Among the entries, which lines carry the string "Warner"? Copy each of them.
[[ Data, beginning ]]
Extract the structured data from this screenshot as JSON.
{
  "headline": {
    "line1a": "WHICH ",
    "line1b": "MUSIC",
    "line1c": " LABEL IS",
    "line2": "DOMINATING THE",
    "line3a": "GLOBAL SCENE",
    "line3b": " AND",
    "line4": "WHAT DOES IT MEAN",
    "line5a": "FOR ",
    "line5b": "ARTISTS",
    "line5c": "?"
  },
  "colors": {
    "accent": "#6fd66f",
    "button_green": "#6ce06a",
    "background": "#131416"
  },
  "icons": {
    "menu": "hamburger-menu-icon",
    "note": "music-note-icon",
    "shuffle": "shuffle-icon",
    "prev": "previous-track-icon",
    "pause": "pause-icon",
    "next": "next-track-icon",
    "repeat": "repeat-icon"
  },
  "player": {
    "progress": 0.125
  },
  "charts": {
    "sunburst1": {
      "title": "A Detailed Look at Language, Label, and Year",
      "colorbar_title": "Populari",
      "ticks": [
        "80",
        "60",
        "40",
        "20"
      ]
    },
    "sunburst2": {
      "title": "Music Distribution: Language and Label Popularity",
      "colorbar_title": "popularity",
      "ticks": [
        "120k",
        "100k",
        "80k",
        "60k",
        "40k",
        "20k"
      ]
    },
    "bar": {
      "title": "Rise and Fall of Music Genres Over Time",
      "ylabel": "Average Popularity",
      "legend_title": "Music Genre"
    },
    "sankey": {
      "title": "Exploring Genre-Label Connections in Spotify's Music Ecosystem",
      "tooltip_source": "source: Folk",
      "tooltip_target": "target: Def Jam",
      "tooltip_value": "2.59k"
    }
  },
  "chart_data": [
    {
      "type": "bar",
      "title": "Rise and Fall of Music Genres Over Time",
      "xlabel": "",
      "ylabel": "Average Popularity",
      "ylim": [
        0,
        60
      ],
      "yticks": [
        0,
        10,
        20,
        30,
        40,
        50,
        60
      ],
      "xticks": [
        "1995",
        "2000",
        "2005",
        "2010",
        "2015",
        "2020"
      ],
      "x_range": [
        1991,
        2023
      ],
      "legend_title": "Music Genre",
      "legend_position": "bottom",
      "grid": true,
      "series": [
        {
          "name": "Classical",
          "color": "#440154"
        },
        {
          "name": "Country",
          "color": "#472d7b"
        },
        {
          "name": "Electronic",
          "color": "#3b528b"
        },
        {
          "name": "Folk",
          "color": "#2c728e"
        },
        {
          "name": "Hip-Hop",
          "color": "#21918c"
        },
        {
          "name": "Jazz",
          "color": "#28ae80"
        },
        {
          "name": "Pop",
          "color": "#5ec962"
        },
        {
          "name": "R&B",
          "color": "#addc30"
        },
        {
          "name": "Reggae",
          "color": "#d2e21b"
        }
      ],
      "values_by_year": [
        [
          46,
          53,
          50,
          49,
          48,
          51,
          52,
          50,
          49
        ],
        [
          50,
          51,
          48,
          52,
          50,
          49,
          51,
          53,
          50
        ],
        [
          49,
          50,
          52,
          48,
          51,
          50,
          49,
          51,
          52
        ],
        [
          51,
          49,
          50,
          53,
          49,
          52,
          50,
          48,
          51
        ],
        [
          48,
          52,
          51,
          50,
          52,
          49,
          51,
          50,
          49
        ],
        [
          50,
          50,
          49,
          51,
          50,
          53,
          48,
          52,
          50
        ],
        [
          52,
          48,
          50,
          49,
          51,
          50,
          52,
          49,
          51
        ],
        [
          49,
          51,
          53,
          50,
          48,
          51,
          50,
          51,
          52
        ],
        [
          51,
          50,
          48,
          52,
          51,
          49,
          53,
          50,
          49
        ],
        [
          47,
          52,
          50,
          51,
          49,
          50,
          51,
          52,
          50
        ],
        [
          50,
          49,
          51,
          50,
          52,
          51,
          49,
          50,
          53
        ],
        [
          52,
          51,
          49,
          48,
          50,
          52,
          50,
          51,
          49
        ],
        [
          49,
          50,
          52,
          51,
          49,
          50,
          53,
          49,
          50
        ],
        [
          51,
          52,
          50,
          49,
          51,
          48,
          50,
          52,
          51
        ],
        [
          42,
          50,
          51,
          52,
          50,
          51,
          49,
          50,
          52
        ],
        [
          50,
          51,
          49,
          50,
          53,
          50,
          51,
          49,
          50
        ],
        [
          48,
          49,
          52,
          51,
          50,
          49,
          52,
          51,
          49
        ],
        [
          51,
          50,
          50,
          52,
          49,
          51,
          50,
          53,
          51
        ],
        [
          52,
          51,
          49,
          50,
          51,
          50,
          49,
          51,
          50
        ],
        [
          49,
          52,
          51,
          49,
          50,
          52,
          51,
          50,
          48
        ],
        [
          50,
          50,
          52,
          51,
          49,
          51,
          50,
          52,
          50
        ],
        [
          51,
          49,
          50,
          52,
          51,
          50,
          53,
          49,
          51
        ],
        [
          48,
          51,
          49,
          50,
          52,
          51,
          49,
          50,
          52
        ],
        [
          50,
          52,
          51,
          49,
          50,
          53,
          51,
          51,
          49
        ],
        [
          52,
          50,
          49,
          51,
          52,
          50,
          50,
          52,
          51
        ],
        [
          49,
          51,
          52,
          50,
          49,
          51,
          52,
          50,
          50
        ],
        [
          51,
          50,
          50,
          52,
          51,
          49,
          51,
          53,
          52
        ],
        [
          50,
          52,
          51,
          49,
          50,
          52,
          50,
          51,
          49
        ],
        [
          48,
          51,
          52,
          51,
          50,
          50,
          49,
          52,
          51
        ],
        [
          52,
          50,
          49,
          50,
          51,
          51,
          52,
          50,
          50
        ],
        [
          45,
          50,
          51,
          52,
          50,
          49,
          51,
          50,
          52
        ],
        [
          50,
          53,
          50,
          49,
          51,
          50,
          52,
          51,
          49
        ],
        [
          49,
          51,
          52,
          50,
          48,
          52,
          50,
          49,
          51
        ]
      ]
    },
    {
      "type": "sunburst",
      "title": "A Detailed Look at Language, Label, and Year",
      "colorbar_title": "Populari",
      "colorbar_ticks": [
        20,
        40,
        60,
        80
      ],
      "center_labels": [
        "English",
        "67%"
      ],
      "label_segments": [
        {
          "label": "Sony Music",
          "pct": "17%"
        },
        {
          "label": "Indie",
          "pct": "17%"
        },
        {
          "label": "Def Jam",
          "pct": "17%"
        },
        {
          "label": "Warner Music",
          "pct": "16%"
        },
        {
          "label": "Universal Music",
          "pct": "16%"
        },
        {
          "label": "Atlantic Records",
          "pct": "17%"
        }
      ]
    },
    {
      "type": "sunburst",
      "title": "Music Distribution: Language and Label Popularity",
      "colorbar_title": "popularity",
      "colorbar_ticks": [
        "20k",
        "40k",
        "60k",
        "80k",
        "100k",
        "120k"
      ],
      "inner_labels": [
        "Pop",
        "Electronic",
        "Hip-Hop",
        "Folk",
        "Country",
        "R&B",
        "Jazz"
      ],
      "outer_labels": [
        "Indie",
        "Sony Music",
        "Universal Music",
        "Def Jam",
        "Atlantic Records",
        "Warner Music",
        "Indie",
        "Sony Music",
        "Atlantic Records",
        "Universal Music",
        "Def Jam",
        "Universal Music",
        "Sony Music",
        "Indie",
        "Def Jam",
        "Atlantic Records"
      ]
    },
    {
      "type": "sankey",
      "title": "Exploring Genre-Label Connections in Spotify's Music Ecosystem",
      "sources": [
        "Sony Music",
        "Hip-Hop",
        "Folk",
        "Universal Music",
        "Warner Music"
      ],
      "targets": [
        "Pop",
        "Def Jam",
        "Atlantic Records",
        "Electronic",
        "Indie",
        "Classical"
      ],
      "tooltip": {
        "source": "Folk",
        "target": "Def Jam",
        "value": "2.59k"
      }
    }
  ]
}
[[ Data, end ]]
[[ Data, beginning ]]
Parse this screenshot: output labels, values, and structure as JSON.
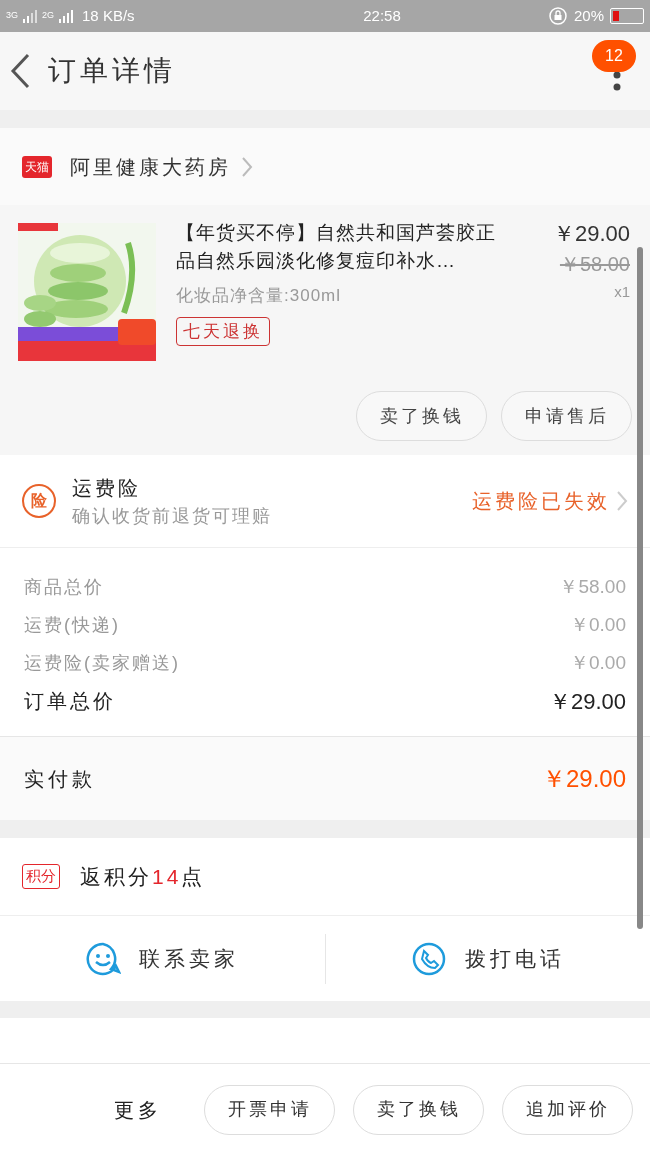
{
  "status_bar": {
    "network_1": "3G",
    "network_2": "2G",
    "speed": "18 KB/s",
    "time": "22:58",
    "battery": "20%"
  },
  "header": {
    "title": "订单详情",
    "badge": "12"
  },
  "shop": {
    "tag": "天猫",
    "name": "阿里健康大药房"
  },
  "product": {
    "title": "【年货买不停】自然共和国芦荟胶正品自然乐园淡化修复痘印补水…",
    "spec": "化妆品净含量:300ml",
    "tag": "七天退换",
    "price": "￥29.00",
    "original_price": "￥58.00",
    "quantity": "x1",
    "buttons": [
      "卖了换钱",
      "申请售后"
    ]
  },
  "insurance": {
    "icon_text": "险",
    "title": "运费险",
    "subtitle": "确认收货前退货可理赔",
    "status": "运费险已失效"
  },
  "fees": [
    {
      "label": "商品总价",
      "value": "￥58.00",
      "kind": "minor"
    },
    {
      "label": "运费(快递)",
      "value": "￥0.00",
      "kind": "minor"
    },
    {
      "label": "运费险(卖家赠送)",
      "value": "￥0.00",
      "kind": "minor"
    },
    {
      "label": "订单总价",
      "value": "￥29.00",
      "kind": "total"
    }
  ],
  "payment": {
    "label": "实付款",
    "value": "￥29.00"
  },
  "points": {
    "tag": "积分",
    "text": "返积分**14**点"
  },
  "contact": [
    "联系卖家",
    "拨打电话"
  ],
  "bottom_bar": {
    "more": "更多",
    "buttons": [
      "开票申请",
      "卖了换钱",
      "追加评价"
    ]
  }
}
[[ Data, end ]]
Task solution:
          "label": "Warner Music",
        "Warner Music",
        "Warner Music"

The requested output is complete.